_Exercise_.
From the listing below, return each line that includes "中文SSID".
● ● ● ● ●
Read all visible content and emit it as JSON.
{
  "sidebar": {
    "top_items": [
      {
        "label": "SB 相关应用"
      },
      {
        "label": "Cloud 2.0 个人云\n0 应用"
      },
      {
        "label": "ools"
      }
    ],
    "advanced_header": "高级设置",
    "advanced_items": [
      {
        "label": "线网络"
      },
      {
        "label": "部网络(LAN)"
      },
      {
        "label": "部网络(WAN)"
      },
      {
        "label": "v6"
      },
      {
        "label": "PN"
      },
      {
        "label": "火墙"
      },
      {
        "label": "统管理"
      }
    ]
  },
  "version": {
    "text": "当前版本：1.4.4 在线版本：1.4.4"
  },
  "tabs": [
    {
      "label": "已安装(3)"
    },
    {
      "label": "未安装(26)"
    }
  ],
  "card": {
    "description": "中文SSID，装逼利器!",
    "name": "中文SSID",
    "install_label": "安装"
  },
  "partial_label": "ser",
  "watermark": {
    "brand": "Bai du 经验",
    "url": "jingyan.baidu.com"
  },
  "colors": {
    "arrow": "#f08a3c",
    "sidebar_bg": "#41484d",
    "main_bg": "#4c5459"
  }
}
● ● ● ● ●
_Solved problem_.
    "description": "中文SSID，装逼利器!",
    "name": "中文SSID",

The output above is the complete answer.